We might have been forced to watch football’s entertaining European Championship with thoughts of “what if...” running through our heads, but Andy Murray’s brilliant victory at Wimbledon was a triumph to savour. The Scot has surely secured his place in history as Britain’s greatest ever tennis player and one of the giants of the modern tennis world.
The way in which he secured his third grand slam title, against the 140mph serves of the towering Canadian Milos Raonic, was sublime.
And when Gordon Reid secured a Scottish double in the men’s wheelchair singles – adding to the doubles title he won alongside Alfie Hewett on Saturday – it was clear these were heady days indeed.
The Olympics in Rio are up next. Let’s hope there will be more glorious achievements for us to cheer there.

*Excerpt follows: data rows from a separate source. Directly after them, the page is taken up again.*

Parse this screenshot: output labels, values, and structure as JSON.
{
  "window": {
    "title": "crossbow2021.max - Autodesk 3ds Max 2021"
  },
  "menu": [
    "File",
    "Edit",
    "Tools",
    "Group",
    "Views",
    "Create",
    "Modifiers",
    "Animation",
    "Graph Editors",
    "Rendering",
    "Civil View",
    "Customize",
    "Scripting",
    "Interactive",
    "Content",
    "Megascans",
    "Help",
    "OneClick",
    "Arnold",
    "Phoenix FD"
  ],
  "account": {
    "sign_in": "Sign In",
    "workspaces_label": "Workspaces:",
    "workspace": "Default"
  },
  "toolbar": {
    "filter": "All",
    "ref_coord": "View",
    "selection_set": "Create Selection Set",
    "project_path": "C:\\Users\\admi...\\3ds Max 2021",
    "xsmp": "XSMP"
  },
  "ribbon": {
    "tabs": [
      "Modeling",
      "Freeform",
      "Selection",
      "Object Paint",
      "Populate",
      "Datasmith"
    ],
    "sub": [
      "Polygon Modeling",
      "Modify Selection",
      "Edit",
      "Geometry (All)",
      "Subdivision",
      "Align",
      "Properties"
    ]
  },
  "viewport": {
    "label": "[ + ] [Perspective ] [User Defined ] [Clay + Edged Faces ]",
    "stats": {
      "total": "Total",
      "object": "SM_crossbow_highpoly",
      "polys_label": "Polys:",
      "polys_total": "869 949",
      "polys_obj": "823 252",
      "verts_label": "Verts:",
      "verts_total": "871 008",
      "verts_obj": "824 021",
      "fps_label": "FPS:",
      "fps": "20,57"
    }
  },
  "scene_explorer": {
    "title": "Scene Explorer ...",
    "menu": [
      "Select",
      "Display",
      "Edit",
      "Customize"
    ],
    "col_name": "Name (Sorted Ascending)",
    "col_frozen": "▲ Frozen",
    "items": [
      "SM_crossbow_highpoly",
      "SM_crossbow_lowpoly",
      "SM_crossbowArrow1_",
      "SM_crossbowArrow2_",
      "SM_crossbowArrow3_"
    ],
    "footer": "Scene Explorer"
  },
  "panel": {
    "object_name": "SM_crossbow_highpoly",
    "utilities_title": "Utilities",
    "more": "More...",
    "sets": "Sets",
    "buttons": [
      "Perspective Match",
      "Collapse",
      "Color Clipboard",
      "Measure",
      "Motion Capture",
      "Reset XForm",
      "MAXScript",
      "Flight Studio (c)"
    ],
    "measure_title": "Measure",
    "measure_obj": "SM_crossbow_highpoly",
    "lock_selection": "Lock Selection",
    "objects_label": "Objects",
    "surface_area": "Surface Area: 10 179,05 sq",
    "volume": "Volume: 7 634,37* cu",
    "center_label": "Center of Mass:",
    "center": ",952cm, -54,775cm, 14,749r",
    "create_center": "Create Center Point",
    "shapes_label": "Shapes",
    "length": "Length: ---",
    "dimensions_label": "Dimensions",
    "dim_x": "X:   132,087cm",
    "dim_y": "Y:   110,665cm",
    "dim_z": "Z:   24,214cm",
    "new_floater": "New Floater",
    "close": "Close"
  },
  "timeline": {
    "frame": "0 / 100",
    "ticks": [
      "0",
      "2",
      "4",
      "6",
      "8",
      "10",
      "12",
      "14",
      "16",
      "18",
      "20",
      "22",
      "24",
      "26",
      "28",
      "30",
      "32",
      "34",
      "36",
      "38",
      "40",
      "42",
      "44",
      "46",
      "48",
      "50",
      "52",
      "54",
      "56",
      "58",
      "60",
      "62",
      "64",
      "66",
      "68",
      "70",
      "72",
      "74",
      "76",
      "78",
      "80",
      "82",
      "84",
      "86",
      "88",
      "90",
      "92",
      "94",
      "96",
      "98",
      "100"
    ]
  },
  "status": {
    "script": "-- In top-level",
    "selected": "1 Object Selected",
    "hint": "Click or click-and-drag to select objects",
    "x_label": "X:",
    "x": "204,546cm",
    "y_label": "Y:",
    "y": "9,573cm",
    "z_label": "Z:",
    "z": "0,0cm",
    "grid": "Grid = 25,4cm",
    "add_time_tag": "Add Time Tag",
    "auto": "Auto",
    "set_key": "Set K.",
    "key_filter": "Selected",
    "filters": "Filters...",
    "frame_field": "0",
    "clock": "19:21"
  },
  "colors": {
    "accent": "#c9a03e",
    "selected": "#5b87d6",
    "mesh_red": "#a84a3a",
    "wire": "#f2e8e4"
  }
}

In the meantime, we can dwell on the joy of watching one of our sporting greats rewrite the history books.
There was one moment in particular after yesterday’s victory in which Andy revealed a lot about what the achievement meant. “I’ve had some great moments here,” he said, “but also some tough losses. The win feels extra special because of the tough losses.”
The reason perhaps above all others that he deserves our unstinting admiration is the way in which he has bounced back from so many disappointments. The sheer dedication, determination and grit that he has shown over the last year are an inspiration.
There have been times in the past when some people have questioned how good a role model our national hero is for youngsters. There is no doubt that the qualities he has shown to achieve the heights he has are an example to us all.
Andy, we’re all so proud of you – and you too, Gordon.